If a line in the entries includes "beschreibbarem", show that line.
(Dataset entries begins)
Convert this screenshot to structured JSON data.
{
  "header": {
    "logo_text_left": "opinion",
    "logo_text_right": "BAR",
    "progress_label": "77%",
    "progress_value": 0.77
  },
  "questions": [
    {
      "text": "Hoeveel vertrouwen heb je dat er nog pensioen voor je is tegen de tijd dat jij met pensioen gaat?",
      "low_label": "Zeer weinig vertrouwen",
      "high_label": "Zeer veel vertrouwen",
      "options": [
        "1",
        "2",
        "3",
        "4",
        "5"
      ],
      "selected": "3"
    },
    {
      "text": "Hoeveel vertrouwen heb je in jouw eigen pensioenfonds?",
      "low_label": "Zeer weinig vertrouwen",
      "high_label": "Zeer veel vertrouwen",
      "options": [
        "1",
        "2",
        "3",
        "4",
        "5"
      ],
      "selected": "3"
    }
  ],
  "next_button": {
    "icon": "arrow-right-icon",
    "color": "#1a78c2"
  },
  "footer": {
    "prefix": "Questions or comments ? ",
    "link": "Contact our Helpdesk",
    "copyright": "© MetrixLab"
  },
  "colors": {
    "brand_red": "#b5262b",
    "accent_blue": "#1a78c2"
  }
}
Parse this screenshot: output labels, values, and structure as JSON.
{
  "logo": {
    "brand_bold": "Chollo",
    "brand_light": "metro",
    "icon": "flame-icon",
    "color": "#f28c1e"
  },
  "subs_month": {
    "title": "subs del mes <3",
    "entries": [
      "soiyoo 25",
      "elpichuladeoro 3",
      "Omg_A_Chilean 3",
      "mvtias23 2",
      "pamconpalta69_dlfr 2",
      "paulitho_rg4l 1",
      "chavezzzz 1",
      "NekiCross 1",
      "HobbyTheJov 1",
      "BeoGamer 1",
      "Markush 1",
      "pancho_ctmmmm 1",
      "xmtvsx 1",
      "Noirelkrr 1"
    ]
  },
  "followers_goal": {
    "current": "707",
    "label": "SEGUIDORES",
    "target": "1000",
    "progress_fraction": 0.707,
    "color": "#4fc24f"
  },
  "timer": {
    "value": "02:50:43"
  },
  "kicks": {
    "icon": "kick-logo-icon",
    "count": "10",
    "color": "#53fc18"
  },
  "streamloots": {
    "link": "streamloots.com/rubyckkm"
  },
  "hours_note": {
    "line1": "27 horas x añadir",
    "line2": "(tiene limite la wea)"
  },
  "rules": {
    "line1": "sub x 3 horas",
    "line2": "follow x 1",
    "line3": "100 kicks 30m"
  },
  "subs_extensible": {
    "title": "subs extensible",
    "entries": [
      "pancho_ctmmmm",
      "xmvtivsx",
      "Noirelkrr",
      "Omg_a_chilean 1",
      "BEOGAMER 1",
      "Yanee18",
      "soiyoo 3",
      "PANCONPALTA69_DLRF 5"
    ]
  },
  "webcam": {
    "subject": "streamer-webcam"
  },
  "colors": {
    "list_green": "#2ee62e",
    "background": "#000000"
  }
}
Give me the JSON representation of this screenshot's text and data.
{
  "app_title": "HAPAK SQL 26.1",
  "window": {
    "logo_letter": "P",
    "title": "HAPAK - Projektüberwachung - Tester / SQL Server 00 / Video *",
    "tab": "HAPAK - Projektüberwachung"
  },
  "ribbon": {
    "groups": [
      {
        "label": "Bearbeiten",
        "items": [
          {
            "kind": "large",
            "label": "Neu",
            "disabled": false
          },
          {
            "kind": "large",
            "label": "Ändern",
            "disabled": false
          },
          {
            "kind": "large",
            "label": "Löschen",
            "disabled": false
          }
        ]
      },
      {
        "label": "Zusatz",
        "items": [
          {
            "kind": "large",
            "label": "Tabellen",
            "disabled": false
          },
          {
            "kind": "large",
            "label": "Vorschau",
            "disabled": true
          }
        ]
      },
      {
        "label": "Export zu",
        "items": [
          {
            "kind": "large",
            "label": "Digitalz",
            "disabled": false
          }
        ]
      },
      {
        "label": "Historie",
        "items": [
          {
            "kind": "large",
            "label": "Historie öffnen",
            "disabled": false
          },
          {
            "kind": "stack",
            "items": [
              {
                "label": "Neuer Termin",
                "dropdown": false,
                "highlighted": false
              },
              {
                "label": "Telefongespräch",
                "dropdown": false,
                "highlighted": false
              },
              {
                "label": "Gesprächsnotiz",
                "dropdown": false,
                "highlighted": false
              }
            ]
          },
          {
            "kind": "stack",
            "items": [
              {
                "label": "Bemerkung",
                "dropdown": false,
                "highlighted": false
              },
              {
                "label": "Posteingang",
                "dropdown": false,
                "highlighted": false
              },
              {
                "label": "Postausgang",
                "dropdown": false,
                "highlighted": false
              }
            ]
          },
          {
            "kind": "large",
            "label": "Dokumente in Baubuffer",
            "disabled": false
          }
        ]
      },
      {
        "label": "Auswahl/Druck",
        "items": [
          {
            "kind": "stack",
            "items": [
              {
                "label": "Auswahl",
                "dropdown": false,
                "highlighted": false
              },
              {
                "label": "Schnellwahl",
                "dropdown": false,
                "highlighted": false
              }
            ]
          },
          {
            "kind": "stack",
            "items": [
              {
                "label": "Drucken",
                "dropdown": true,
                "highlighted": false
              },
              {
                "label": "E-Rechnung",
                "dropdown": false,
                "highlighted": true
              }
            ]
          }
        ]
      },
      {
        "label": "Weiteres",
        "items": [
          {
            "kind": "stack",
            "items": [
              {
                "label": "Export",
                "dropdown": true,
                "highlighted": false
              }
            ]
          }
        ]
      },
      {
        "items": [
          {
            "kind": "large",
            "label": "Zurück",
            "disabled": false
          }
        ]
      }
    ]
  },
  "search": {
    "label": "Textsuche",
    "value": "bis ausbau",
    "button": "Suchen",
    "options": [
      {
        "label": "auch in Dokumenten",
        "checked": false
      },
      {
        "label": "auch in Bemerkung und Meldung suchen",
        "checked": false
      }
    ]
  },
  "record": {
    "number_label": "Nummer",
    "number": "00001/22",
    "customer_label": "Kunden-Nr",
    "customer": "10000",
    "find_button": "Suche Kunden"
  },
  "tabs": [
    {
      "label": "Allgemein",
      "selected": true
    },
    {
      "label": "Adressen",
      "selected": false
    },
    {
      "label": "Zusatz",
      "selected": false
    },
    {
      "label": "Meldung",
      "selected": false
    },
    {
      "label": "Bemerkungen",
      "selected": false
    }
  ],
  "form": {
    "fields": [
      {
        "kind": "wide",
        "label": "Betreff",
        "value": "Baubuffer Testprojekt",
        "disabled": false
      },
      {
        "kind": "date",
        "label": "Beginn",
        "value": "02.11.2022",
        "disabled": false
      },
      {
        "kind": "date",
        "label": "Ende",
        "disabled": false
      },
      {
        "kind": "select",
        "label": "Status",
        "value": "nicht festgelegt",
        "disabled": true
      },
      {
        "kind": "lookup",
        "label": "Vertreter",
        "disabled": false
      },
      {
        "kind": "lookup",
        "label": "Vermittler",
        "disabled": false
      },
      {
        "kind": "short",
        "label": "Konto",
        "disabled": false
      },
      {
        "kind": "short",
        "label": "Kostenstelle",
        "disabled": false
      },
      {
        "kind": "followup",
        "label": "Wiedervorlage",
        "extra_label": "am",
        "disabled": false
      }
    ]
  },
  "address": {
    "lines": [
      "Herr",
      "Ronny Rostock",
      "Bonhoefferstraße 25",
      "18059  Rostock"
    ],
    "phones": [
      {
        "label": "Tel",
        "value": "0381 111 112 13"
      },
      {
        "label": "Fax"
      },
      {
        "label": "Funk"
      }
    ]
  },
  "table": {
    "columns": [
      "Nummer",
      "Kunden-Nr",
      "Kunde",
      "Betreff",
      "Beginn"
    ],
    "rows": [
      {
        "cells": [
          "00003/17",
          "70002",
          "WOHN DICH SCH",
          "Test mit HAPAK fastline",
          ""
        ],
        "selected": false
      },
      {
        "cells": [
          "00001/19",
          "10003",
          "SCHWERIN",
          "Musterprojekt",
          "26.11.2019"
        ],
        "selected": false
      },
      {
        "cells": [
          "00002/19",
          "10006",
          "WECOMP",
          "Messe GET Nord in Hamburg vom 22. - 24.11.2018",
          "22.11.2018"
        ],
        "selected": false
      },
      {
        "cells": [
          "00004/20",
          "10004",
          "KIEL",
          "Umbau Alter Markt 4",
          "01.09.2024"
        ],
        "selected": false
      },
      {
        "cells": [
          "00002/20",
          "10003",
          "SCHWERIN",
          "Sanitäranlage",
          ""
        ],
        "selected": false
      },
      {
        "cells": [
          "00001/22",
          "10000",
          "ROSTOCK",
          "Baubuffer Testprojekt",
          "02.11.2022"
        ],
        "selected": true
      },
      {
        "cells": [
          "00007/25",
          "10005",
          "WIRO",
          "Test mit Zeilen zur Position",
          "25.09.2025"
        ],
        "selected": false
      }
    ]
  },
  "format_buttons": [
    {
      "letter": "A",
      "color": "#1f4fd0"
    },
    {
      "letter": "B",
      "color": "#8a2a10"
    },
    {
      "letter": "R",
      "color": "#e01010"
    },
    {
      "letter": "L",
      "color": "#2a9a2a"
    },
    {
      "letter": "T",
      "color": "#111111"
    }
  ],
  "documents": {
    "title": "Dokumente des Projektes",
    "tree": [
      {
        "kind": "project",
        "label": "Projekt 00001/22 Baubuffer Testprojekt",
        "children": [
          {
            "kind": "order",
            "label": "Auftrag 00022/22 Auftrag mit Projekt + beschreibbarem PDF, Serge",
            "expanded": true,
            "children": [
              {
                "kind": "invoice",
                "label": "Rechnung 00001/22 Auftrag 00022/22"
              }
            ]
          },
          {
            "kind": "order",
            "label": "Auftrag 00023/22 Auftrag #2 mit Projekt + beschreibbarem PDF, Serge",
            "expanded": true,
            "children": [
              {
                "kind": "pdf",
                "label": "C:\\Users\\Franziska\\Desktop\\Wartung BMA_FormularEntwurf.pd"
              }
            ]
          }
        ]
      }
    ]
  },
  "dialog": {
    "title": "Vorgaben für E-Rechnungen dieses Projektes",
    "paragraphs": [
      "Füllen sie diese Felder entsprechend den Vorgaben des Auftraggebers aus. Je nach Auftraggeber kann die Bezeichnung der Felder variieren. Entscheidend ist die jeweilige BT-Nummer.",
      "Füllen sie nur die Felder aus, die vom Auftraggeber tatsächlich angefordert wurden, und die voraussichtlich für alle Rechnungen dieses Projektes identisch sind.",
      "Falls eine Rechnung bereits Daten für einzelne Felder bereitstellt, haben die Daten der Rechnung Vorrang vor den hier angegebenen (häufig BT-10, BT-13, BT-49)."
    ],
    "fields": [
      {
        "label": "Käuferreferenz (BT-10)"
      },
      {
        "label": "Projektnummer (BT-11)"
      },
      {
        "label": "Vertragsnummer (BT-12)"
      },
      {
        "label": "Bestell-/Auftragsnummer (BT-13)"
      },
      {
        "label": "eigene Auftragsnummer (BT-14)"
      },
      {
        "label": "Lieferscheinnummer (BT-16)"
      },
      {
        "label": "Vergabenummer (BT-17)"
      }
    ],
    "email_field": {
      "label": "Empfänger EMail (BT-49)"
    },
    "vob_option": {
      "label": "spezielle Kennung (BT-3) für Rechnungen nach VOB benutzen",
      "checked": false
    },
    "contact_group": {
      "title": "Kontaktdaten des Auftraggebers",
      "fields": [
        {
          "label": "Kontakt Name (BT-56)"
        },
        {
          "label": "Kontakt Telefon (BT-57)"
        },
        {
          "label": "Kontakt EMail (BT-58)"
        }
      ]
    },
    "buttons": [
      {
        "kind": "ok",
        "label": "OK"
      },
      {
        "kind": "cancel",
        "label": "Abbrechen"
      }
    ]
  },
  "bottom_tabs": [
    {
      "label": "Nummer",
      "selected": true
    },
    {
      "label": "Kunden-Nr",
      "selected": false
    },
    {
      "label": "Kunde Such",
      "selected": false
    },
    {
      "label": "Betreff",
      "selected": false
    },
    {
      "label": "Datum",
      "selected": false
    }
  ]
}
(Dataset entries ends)
→ **Response to the task**:
            "label": "Auftrag 00022/22 Auftrag mit Projekt + beschreibbarem PDF, Serge",
            "label": "Auftrag 00023/22 Auftrag #2 mit Projekt + beschreibbarem PDF, Serge",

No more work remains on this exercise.